Learning Points  

[1]  Many women have a longitudinal relationship with a physician, particularly during pregnancy and well baby visits.  This allows for more opportunities for screening and prevention.  Only about 17% of all pregnancy women are screened for domestic violence at their first visit and 10% at subsequent visits.

[2]  Violence during pregnancy may be a more common problem than conditions for which pregnant women are routinely screened.  It is estimated that one in five women will be abused during pregnancy.

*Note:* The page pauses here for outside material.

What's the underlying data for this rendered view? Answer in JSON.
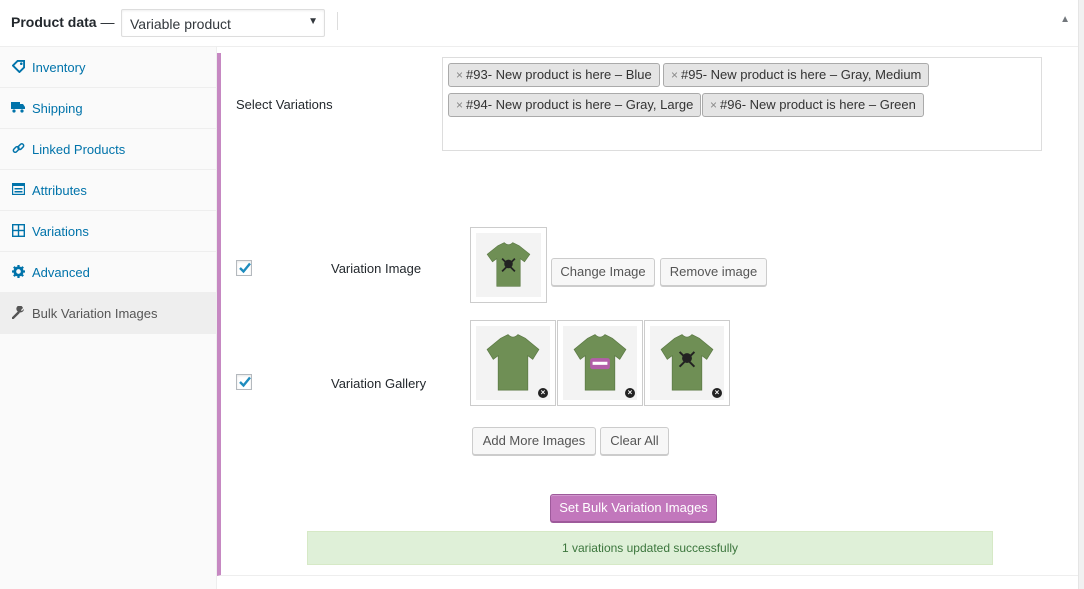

As homicide during pregnancy now surpasses the previous leading causes of death (automobile accidents and falls), it is more important than ever that we know the signs and properly screen women for domestic violence.  However, the doctors and emergency room providers need to know the signs of abuse and what to do about them.  

[3]  It is important for primary care providers to have easy access to services for victims of domestic and sexual violence.  It is important to make sure that they are safe from further harm and have access to services that allow them to make choices that are best for them and their baby.



Centre for Disease Control
Intimate Partner Violence During Pregnancy, A Guide for Clinicians

Domestic Violence in Pregnancy at